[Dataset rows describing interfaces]
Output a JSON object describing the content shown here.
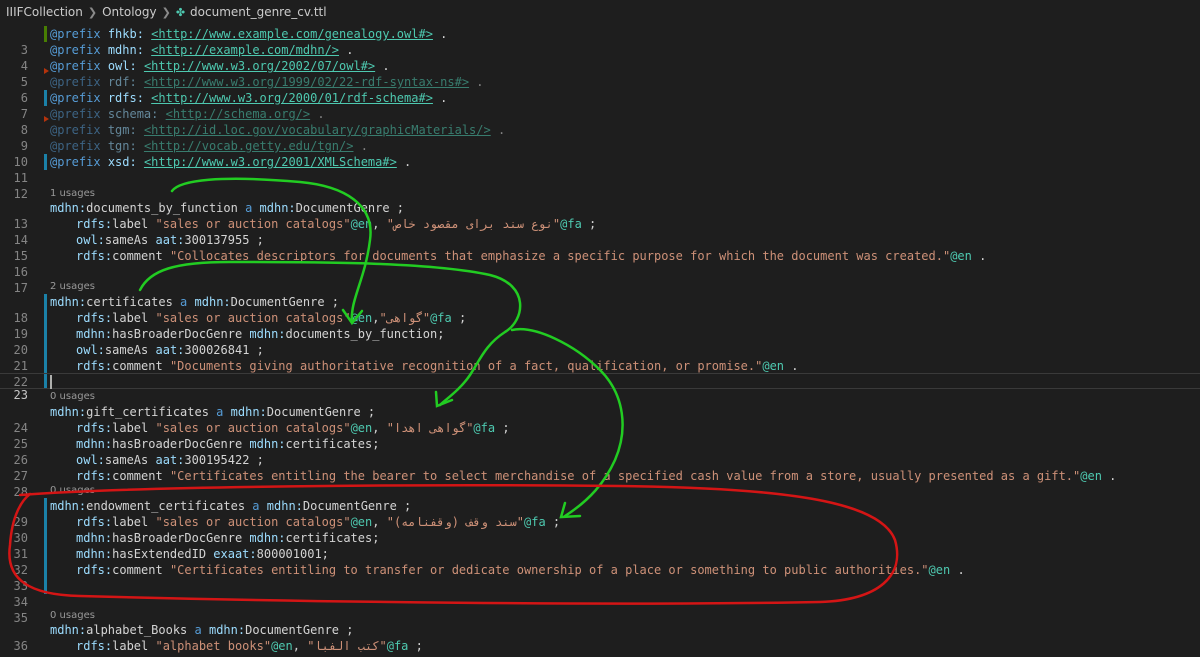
{
  "breadcrumb": {
    "items": [
      "IIIFCollection",
      "Ontology",
      "document_genre_cv.ttl"
    ],
    "file_icon": "turtle-file-icon"
  },
  "annotation_colors": {
    "green": "#22cc22",
    "red": "#d41515"
  },
  "lines": {
    "l3": {
      "num": "3",
      "prefix": "@prefix",
      "ns": "fhkb:",
      "uri": "<http://www.example.com/genealogy.owl#>",
      "end": " ."
    },
    "l4": {
      "num": "4",
      "prefix": "@prefix",
      "ns": "mdhn:",
      "uri": "<http://example.com/mdhn/>",
      "end": " ."
    },
    "l5": {
      "num": "5",
      "prefix": "@prefix",
      "ns": "owl:",
      "uri": "<http://www.w3.org/2002/07/owl#>",
      "end": " ."
    },
    "l6": {
      "num": "6",
      "prefix": "@prefix",
      "ns": "rdf:",
      "uri": "<http://www.w3.org/1999/02/22-rdf-syntax-ns#>",
      "end": " ."
    },
    "l7": {
      "num": "7",
      "prefix": "@prefix",
      "ns": "rdfs:",
      "uri": "<http://www.w3.org/2000/01/rdf-schema#>",
      "end": " ."
    },
    "l8": {
      "num": "8",
      "prefix": "@prefix",
      "ns": "schema:",
      "uri": "<http://schema.org/>",
      "end": " ."
    },
    "l9": {
      "num": "9",
      "prefix": "@prefix",
      "ns": "tgm:",
      "uri": "<http://id.loc.gov/vocabulary/graphicMaterials/>",
      "end": " ."
    },
    "l10": {
      "num": "10",
      "prefix": "@prefix",
      "ns": "tgn:",
      "uri": "<http://vocab.getty.edu/tgn/>",
      "end": " ."
    },
    "l11": {
      "num": "11",
      "prefix": "@prefix",
      "ns": "xsd:",
      "uri": "<http://www.w3.org/2001/XMLSchema#>",
      "end": " ."
    },
    "l12": {
      "num": "12"
    },
    "lens13": "1 usages",
    "l13": {
      "num": "13",
      "ns": "mdhn:",
      "subj": "documents_by_function",
      "a": " a ",
      "tns": "mdhn:",
      "type": "DocumentGenre",
      "end": " ;"
    },
    "l14": {
      "num": "14",
      "pred_ns": "rdfs:",
      "pred": "label",
      "sp": " ",
      "s1": "\"sales or auction catalogs\"",
      "l1": "@en",
      "mid": ", ",
      "s2": "\"نوع سند برای مقصود خاص\"",
      "l2": "@fa",
      "end": " ;"
    },
    "l15": {
      "num": "15",
      "pred_ns": "owl:",
      "pred": "sameAs",
      "sp": " ",
      "vns": "aat:",
      "val": "300137955",
      "end": " ;"
    },
    "l16": {
      "num": "16",
      "pred_ns": "rdfs:",
      "pred": "comment",
      "sp": " ",
      "s1": "\"Collocates descriptors for documents that emphasize a specific purpose for which the document was created.\"",
      "l1": "@en",
      "end": " ."
    },
    "l17": {
      "num": "17"
    },
    "lens18": "2 usages",
    "l18": {
      "num": "18",
      "ns": "mdhn:",
      "subj": "certificates",
      "a": " a ",
      "tns": "mdhn:",
      "type": "DocumentGenre",
      "end": " ;"
    },
    "l19": {
      "num": "19",
      "pred_ns": "rdfs:",
      "pred": "label",
      "sp": " ",
      "s1": "\"sales or auction catalogs\"",
      "l1": "@en",
      "mid": ",",
      "s2": "\"گواهی\"",
      "l2": "@fa",
      "end": " ;"
    },
    "l20": {
      "num": "20",
      "pred_ns": "mdhn:",
      "pred": "hasBroaderDocGenre",
      "sp": " ",
      "vns": "mdhn:",
      "val": "documents_by_function",
      "end": ";"
    },
    "l21": {
      "num": "21",
      "pred_ns": "owl:",
      "pred": "sameAs",
      "sp": " ",
      "vns": "aat:",
      "val": "300026841",
      "end": " ;"
    },
    "l22": {
      "num": "22",
      "pred_ns": "rdfs:",
      "pred": "comment",
      "sp": " ",
      "s1": "\"Documents giving authoritative recognition of a fact, qualification, or promise.\"",
      "l1": "@en",
      "end": " ."
    },
    "l23": {
      "num": "23"
    },
    "lens24": "0 usages",
    "l24": {
      "num": "24",
      "ns": "mdhn:",
      "subj": "gift_certificates",
      "a": " a ",
      "tns": "mdhn:",
      "type": "DocumentGenre",
      "end": " ;"
    },
    "l25": {
      "num": "25",
      "pred_ns": "rdfs:",
      "pred": "label",
      "sp": " ",
      "s1": "\"sales or auction catalogs\"",
      "l1": "@en",
      "mid": ", ",
      "s2": "\"گواهی اهدا\"",
      "l2": "@fa",
      "end": " ;"
    },
    "l26": {
      "num": "26",
      "pred_ns": "mdhn:",
      "pred": "hasBroaderDocGenre",
      "sp": " ",
      "vns": "mdhn:",
      "val": "certificates",
      "end": ";"
    },
    "l27": {
      "num": "27",
      "pred_ns": "owl:",
      "pred": "sameAs",
      "sp": " ",
      "vns": "aat:",
      "val": "300195422",
      "end": " ;"
    },
    "l28": {
      "num": "28",
      "pred_ns": "rdfs:",
      "pred": "comment",
      "sp": " ",
      "s1": "\"Certificates entitling the bearer to select merchandise of a specified cash value from a store, usually presented as a gift.\"",
      "l1": "@en",
      "end": " ."
    },
    "lens29": "0 usages",
    "l29": {
      "num": "29",
      "ns": "mdhn:",
      "subj": "endowment_certificates",
      "a": " a ",
      "tns": "mdhn:",
      "type": "DocumentGenre",
      "end": " ;"
    },
    "l30": {
      "num": "30",
      "pred_ns": "rdfs:",
      "pred": "label",
      "sp": " ",
      "s1": "\"sales or auction catalogs\"",
      "l1": "@en",
      "mid": ", ",
      "s2": "\"سند وقف (وقفنامه)\"",
      "l2": "@fa",
      "end": " ;"
    },
    "l31": {
      "num": "31",
      "pred_ns": "mdhn:",
      "pred": "hasBroaderDocGenre",
      "sp": " ",
      "vns": "mdhn:",
      "val": "certificates",
      "end": ";"
    },
    "l32": {
      "num": "32",
      "pred_ns": "mdhn:",
      "pred": "hasExtendedID",
      "sp": " ",
      "vns": "exaat:",
      "val": "800001001",
      "end": ";"
    },
    "l33": {
      "num": "33",
      "pred_ns": "rdfs:",
      "pred": "comment",
      "sp": " ",
      "s1": "\"Certificates entitling to transfer or dedicate ownership of a place or something to public authorities.\"",
      "l1": "@en",
      "end": " ."
    },
    "l34": {
      "num": "34"
    },
    "l35": {
      "num": "35"
    },
    "lens36": "0 usages",
    "l36": {
      "num": "36",
      "ns": "mdhn:",
      "subj": "alphabet_Books",
      "a": " a ",
      "tns": "mdhn:",
      "type": "DocumentGenre",
      "end": " ;"
    },
    "l37": {
      "num": "37",
      "pred_ns": "rdfs:",
      "pred": "label",
      "sp": " ",
      "s1": "\"alphabet books\"",
      "l1": "@en",
      "mid": ", ",
      "s2": "\"کتب الفبا\"",
      "l2": "@fa",
      "end": " ;"
    }
  }
}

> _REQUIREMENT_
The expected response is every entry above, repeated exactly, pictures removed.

> _TASK RESULT_
Output a JSON object describing the content shown here.
{
  "breadcrumb": {
    "items": [
      "IIIFCollection",
      "Ontology",
      "document_genre_cv.ttl"
    ],
    "file_icon": "turtle-file-icon"
  },
  "annotation_colors": {
    "green": "#22cc22",
    "red": "#d41515"
  },
  "lines": {
    "l3": {
      "num": "3",
      "prefix": "@prefix",
      "ns": "fhkb:",
      "uri": "<http://www.example.com/genealogy.owl#>",
      "end": " ."
    },
    "l4": {
      "num": "4",
      "prefix": "@prefix",
      "ns": "mdhn:",
      "uri": "<http://example.com/mdhn/>",
      "end": " ."
    },
    "l5": {
      "num": "5",
      "prefix": "@prefix",
      "ns": "owl:",
      "uri": "<http://www.w3.org/2002/07/owl#>",
      "end": " ."
    },
    "l6": {
      "num": "6",
      "prefix": "@prefix",
      "ns": "rdf:",
      "uri": "<http://www.w3.org/1999/02/22-rdf-syntax-ns#>",
      "end": " ."
    },
    "l7": {
      "num": "7",
      "prefix": "@prefix",
      "ns": "rdfs:",
      "uri": "<http://www.w3.org/2000/01/rdf-schema#>",
      "end": " ."
    },
    "l8": {
      "num": "8",
      "prefix": "@prefix",
      "ns": "schema:",
      "uri": "<http://schema.org/>",
      "end": " ."
    },
    "l9": {
      "num": "9",
      "prefix": "@prefix",
      "ns": "tgm:",
      "uri": "<http://id.loc.gov/vocabulary/graphicMaterials/>",
      "end": " ."
    },
    "l10": {
      "num": "10",
      "prefix": "@prefix",
      "ns": "tgn:",
      "uri": "<http://vocab.getty.edu/tgn/>",
      "end": " ."
    },
    "l11": {
      "num": "11",
      "prefix": "@prefix",
      "ns": "xsd:",
      "uri": "<http://www.w3.org/2001/XMLSchema#>",
      "end": " ."
    },
    "l12": {
      "num": "12"
    },
    "lens13": "1 usages",
    "l13": {
      "num": "13",
      "ns": "mdhn:",
      "subj": "documents_by_function",
      "a": " a ",
      "tns": "mdhn:",
      "type": "DocumentGenre",
      "end": " ;"
    },
    "l14": {
      "num": "14",
      "pred_ns": "rdfs:",
      "pred": "label",
      "sp": " ",
      "s1": "\"sales or auction catalogs\"",
      "l1": "@en",
      "mid": ", ",
      "s2": "\"نوع سند برای مقصود خاص\"",
      "l2": "@fa",
      "end": " ;"
    },
    "l15": {
      "num": "15",
      "pred_ns": "owl:",
      "pred": "sameAs",
      "sp": " ",
      "vns": "aat:",
      "val": "300137955",
      "end": " ;"
    },
    "l16": {
      "num": "16",
      "pred_ns": "rdfs:",
      "pred": "comment",
      "sp": " ",
      "s1": "\"Collocates descriptors for documents that emphasize a specific purpose for which the document was created.\"",
      "l1": "@en",
      "end": " ."
    },
    "l17": {
      "num": "17"
    },
    "lens18": "2 usages",
    "l18": {
      "num": "18",
      "ns": "mdhn:",
      "subj": "certificates",
      "a": " a ",
      "tns": "mdhn:",
      "type": "DocumentGenre",
      "end": " ;"
    },
    "l19": {
      "num": "19",
      "pred_ns": "rdfs:",
      "pred": "label",
      "sp": " ",
      "s1": "\"sales or auction catalogs\"",
      "l1": "@en",
      "mid": ",",
      "s2": "\"گواهی\"",
      "l2": "@fa",
      "end": " ;"
    },
    "l20": {
      "num": "20",
      "pred_ns": "mdhn:",
      "pred": "hasBroaderDocGenre",
      "sp": " ",
      "vns": "mdhn:",
      "val": "documents_by_function",
      "end": ";"
    },
    "l21": {
      "num": "21",
      "pred_ns": "owl:",
      "pred": "sameAs",
      "sp": " ",
      "vns": "aat:",
      "val": "300026841",
      "end": " ;"
    },
    "l22": {
      "num": "22",
      "pred_ns": "rdfs:",
      "pred": "comment",
      "sp": " ",
      "s1": "\"Documents giving authoritative recognition of a fact, qualification, or promise.\"",
      "l1": "@en",
      "end": " ."
    },
    "l23": {
      "num": "23"
    },
    "lens24": "0 usages",
    "l24": {
      "num": "24",
      "ns": "mdhn:",
      "subj": "gift_certificates",
      "a": " a ",
      "tns": "mdhn:",
      "type": "DocumentGenre",
      "end": " ;"
    },
    "l25": {
      "num": "25",
      "pred_ns": "rdfs:",
      "pred": "label",
      "sp": " ",
      "s1": "\"sales or auction catalogs\"",
      "l1": "@en",
      "mid": ", ",
      "s2": "\"گواهی اهدا\"",
      "l2": "@fa",
      "end": " ;"
    },
    "l26": {
      "num": "26",
      "pred_ns": "mdhn:",
      "pred": "hasBroaderDocGenre",
      "sp": " ",
      "vns": "mdhn:",
      "val": "certificates",
      "end": ";"
    },
    "l27": {
      "num": "27",
      "pred_ns": "owl:",
      "pred": "sameAs",
      "sp": " ",
      "vns": "aat:",
      "val": "300195422",
      "end": " ;"
    },
    "l28": {
      "num": "28",
      "pred_ns": "rdfs:",
      "pred": "comment",
      "sp": " ",
      "s1": "\"Certificates entitling the bearer to select merchandise of a specified cash value from a store, usually presented as a gift.\"",
      "l1": "@en",
      "end": " ."
    },
    "lens29": "0 usages",
    "l29": {
      "num": "29",
      "ns": "mdhn:",
      "subj": "endowment_certificates",
      "a": " a ",
      "tns": "mdhn:",
      "type": "DocumentGenre",
      "end": " ;"
    },
    "l30": {
      "num": "30",
      "pred_ns": "rdfs:",
      "pred": "label",
      "sp": " ",
      "s1": "\"sales or auction catalogs\"",
      "l1": "@en",
      "mid": ", ",
      "s2": "\"سند وقف (وقفنامه)\"",
      "l2": "@fa",
      "end": " ;"
    },
    "l31": {
      "num": "31",
      "pred_ns": "mdhn:",
      "pred": "hasBroaderDocGenre",
      "sp": " ",
      "vns": "mdhn:",
      "val": "certificates",
      "end": ";"
    },
    "l32": {
      "num": "32",
      "pred_ns": "mdhn:",
      "pred": "hasExtendedID",
      "sp": " ",
      "vns": "exaat:",
      "val": "800001001",
      "end": ";"
    },
    "l33": {
      "num": "33",
      "pred_ns": "rdfs:",
      "pred": "comment",
      "sp": " ",
      "s1": "\"Certificates entitling to transfer or dedicate ownership of a place or something to public authorities.\"",
      "l1": "@en",
      "end": " ."
    },
    "l34": {
      "num": "34"
    },
    "l35": {
      "num": "35"
    },
    "lens36": "0 usages",
    "l36": {
      "num": "36",
      "ns": "mdhn:",
      "subj": "alphabet_Books",
      "a": " a ",
      "tns": "mdhn:",
      "type": "DocumentGenre",
      "end": " ;"
    },
    "l37": {
      "num": "37",
      "pred_ns": "rdfs:",
      "pred": "label",
      "sp": " ",
      "s1": "\"alphabet books\"",
      "l1": "@en",
      "mid": ", ",
      "s2": "\"کتب الفبا\"",
      "l2": "@fa",
      "end": " ;"
    }
  }
}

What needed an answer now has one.